The Word Made Visible
Fr Dermot Morrin OP writes a weekly meditation on sacred art for the newsletter of St Albert’s in Edinburgh where he is based. We asked him to share his insights with us on a much-loved painting in the National Gallery collection in London.
I have known this painting for many years, but recently, I was struck by just how odd St Dominic’s behaviour must look to some gallery viewers. Despite such august company, he has his head stuck in a book! True, his friars do tend to be a bit on the bookish side, but surely no book could surpass the chance of enjoying the Virgin and Child’s company.
On the other side of the painting, and in strong contrast to St Dominic, a penitent St Jerome gazes at the mother and child with very visible devotion. Behind him we can see his pet lion in the act of chasing a bear away from the mouth of the cave. Deep inside and almost hidden from view, the saint is also doing penance. There is an oak tree growing behind St Jerome and the Virgin. In its branches a bird is feeding her young. In the far distance, a man moves downhill with a pack animal. Could this be St Joseph? Is this the familiar scene of the Holy Family at rest during the flight to Egypt? If so, St Dominic seems to be oblivious. What book could be so good?
Behind St Dominic, there is a building with people going in and out. In fact, it is a kind of hospital or dispensary. This altarpiece was painted for a side chapel in the Church of San Pancrazio in Florence. Originally, it was part of a larger religious foundation which included the dispensary. This is the very place that the Dominican friars lodged when they first arrived in Florence, and it is even documented that St Dominic went there to clothe a brother in the habit.
Lippi underlines the association of St Dominic with this place of healing by adding a little leather sheath on his belt. It contains a set of the instruments that an apothecary or herbalist might use. Around St Dominic’s feet Lippi has added various specimens of what are no doubt medicinal herbs. So is it a book about herbal remedies? Well, I think not. Our clue is in the presence of St Jerome who said that ignorance of scripture is ignorance of Christ. The book that so engrosses St Dominic must surely be his favourite, the Gospel of Matthew. In the centre, we see what he sees with his mind’s eye. I suspect we are meant to understand that he is reading the passage from St Matthew about the flight into Egypt.
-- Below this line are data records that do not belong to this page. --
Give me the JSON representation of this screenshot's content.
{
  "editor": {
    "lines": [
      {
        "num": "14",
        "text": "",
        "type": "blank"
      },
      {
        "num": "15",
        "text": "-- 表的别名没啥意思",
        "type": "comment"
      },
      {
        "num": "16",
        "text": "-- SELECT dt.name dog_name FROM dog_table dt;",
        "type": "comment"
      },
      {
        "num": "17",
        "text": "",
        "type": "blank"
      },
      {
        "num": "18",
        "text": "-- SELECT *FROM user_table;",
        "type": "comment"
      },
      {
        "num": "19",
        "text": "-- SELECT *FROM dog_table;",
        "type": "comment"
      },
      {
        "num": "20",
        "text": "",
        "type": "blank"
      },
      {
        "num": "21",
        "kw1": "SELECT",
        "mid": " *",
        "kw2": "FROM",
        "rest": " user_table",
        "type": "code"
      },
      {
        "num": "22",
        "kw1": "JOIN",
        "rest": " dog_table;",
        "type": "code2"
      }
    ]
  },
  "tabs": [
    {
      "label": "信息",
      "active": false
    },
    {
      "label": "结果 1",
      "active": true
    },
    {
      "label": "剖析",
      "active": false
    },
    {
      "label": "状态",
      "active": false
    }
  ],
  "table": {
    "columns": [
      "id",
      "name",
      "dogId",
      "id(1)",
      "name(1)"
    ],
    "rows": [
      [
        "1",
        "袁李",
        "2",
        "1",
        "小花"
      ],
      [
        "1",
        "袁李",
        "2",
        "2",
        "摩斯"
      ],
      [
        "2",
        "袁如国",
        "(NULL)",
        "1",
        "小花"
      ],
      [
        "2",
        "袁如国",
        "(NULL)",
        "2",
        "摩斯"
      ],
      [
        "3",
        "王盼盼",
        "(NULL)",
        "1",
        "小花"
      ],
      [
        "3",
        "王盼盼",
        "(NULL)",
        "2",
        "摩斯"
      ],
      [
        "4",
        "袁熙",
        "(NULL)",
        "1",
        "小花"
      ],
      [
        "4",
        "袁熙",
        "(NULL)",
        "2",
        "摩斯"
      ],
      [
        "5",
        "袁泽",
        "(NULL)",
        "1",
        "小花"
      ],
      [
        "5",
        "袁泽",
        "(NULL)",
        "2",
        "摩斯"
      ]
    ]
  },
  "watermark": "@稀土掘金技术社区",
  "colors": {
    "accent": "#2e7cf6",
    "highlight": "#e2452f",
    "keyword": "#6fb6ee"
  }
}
This painting is an altarpiece, so it acted as the backdrop to the celebration of the Eucharist. Lippi reminds the viewer that just as the Virgin nourishes her child with her milk, so God nourishes us by his Word and by the Sacrament. St Dominic and his followers are sent to preach the Gospel. Lippi’s Dominic reminds us that it is done primarily by contemplating the scriptures and then handing on the fruits. In the scriptures, the prophet Isaiah once declared, ‘Behold, a young woman shall conceive and bear a son, and shall call his name Immanuel.’ In the Gospel of Matthew we are told that this name means God-with-us. It is by such familiar truths that the great seasons of Advent and Christmas will bring healing to our woundedness, and nourishment for the year ahead.
‘The Virgin and Child with Sains Jerome and Dominic’, Filippino Lippi, c.1485.
A high-resolution image can be viewed online at the National Gallery’s website.